A term of the contract between Deepak and Davy required Deepak to take out: “.. transit and storage-cum-erection insurance against the risk in transit from the time of transfer of ownership of imported items to site and during the period of the storage, erection and commissioning of the plant. Deepak shall name Davy as an additional insured under policy(ies) and shall cause the insurer to waive the right to subrogation under the policy(ies)”. Davy was to be co-insured on the policy. A further term of the contract provided that: “DEEPAK ... shall cause DAVY to be named as co-insured in all policies of insurance effected in respect of the Plant all rights of subrogation against DAVY being waived.”
Once the plant had been commissioned, Deepak transferred the insurance of the plant to its conventional property insurance policy. Davy were not named as co-insured under this policy but the court considered what the position would have been if it had been.
A year after the plant was commissioned, there was an explosion resulting in substantial damage. Deepak sued Davy. A number of preliminary issues were tried, including whether Davy had a defence on the basis that the action against Davy was one of subrogation founded upon a contract of insurance, the benefit of which flows to Davy.
It is now well established that a sub-contractor has an insurable interest in the whole of the works and not just his own contribution to those works, on the basis that, if the operation is halted for any reason, the sub-contractor will lose the benefit of the agreement for his services. The main effect of this is to confer upon the sub-contractor the benefit of subrogation immunity in the event that his own fault is the cause of any damage to the works (see, for example, Petrofina (UK) Ltd vs Magnaload Ltd (1984) 25 BLR 37).
In this case, the Court of Appeal held that Davy had an insurable interest until completion of the work because it might lose the opportunity to do the work and to be remunerated for it if the property or structure were damaged or destroyed by any of the “all risks” covered by the policy. However, thereafter Davy would only suffer loss if the damage was the result of a breach of contract on its part and in the normal course of events a contractor would take out liability or professional indemnity insurance to protect against this. The court held that Davy had no insurable interest in the plant following completion, the co-insurance term was not effective and they lost the immunity from subrogation claims.
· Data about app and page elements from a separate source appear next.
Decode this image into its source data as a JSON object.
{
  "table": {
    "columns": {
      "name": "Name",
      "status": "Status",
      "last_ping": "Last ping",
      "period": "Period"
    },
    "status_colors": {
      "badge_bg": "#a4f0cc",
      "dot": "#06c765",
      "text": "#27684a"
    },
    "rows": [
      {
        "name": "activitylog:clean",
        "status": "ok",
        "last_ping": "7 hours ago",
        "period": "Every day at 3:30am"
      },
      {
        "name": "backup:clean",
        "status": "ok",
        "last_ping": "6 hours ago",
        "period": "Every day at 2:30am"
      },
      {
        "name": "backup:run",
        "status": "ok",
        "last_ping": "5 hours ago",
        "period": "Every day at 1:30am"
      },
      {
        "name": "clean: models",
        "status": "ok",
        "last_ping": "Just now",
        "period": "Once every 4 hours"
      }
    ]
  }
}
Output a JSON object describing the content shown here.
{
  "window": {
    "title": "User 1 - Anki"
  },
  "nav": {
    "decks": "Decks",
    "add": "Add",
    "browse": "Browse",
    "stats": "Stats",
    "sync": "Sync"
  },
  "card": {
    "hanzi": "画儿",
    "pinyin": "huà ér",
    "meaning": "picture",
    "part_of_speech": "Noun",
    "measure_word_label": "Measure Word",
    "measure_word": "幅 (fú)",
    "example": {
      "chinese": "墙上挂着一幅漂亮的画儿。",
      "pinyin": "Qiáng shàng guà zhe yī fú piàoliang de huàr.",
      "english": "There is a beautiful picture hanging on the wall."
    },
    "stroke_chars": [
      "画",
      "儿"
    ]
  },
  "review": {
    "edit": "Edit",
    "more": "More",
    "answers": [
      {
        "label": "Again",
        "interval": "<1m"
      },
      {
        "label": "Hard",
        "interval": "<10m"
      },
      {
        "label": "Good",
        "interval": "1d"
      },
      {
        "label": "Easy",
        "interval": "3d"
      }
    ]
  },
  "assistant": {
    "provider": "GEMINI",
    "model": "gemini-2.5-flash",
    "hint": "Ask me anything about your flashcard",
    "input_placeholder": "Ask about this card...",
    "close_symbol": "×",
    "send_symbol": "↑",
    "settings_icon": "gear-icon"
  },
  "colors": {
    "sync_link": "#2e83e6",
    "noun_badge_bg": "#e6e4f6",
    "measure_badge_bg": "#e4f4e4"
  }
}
Iain Black is a partner of Masons solicitors, London. E-mail: email@example.com